using bro-cut to parse the logs

[email protected]:$ cat dns.log | bro-cut -D ts id.orig_h id.orig_p id.resp_h id.resp_p proto query answers TTLs

basic report

[email protected]:$ bro-cut query < dns.log | sort | uniq -c | sort -rn | head -n 10

For more excellent examples, try the official Bro exercises over at Bro.org. If your pretty handy with GREP, AWK and SED you'll kickass here.

Tail DNS.log and then generate some DNS traffic from a client.

tail -f dns.log | awk  '{print $3, $7, $9}'

Also note, MaxMind GEOIP lookups is enabled only on the conn.log

[email protected]:$ bro-cut resp_cc < conn.log | sort | uniq -c | sort -rn | head -n 10
    755 US
    524 RO
    123 GB
     49 NL
     28 EU
     25 IE
     10 DE
      7 ES
      6 CA

I've not created any dashboarding but you could spin up a VPS ELK instance and ship the logs securely to the cloud if you didn't fancy building one from scratch. Otherwise I'd recommend you build one locally using ELK/Splunk/Graylog.

Basic Maintenance

stop/start netsniff-ng

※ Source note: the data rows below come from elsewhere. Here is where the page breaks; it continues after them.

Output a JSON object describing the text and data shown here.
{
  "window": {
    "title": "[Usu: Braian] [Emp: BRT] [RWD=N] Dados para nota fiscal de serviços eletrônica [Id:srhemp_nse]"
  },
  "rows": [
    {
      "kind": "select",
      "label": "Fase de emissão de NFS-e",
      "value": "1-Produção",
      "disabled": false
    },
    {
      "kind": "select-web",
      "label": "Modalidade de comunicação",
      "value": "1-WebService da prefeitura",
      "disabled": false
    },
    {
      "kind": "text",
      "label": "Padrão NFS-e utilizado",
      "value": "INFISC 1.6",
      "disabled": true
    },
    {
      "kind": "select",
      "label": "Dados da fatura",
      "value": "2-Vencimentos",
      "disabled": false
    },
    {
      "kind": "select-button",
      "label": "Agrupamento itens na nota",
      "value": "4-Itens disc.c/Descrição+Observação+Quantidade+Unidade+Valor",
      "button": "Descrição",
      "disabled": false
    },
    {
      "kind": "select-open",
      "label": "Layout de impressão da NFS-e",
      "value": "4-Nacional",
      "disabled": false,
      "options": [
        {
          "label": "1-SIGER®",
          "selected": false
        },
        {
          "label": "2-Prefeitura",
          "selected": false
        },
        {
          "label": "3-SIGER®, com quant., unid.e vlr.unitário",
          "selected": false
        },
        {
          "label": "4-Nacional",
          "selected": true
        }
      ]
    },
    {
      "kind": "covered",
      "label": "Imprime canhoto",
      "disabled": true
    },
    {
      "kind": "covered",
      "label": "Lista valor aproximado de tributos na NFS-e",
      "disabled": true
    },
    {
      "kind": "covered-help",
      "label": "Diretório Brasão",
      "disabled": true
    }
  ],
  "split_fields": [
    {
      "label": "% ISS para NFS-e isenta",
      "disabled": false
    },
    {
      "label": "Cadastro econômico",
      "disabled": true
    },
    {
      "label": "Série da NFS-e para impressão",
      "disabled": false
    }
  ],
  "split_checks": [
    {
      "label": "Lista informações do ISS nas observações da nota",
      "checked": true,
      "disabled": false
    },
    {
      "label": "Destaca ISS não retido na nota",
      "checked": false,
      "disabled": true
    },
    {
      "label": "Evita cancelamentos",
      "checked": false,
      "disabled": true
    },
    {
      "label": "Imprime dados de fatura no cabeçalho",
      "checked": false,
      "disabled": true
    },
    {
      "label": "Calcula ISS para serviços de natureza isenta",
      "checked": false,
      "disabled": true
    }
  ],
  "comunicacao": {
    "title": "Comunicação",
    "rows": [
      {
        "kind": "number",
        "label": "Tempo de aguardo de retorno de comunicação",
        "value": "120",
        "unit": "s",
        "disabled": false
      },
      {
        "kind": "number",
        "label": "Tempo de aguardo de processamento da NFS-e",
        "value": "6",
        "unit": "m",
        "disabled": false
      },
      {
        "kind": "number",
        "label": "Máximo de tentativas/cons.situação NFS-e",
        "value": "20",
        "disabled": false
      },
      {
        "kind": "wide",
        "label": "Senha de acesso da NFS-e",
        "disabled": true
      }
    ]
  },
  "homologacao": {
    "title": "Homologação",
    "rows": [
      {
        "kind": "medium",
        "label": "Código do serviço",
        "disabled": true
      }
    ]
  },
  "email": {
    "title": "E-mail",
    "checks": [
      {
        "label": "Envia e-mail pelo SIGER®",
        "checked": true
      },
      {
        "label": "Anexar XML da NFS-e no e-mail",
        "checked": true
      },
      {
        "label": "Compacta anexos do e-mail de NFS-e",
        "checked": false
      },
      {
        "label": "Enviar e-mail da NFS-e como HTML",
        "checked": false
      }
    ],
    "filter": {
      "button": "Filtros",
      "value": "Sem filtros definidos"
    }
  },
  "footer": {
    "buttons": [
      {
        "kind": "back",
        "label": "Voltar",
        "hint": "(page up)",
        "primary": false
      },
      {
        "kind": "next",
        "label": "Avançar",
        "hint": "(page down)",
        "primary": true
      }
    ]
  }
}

[email protected]:~ $ sudo service netsniff-ng stop
[email protected]:~ $ sudo service netsniff-ng start
[email protected]:~ $ sudo service netsniff-ng status

stop/start/network statistics bro

[email protected]:~ $ sudo -i broctl stop
[email protected]:~ $ sudo -i broctl start
[email protected]:~ $ sudo -i broctl netstats
[email protected]:~ $ sudo -i broctl status

Running Loki manually

[email protected]:~ $ python /nsm/Loki/loki.py --noprocscan --dontwait --onlyrelevant -p /nsm/bro/extracted -l /nsm/Loki/log

Check Critical Stack IOCs, this periodically checks in via the cron script.

[email protected]:~ $ sudo -u critical-stack critical-stack-intel list

Further Research

Pretty open ended but easily built upon. Just a few ideas...

  • Dashboarding with ELK/Splunk FREE version / Graylog
  • Graphing/Mapping with D3js
  • Local NMAP scanning
  • Snort/Suricata IDS Support
  • Virus Total integration
  • Google Stenographer PCAP
  • AOL Moloch PCAP
  • PassiveDNS , though Bro's dns.log and filtering can offer the same capabilities.
  • Laika BOSS: Object Scanning System

Reading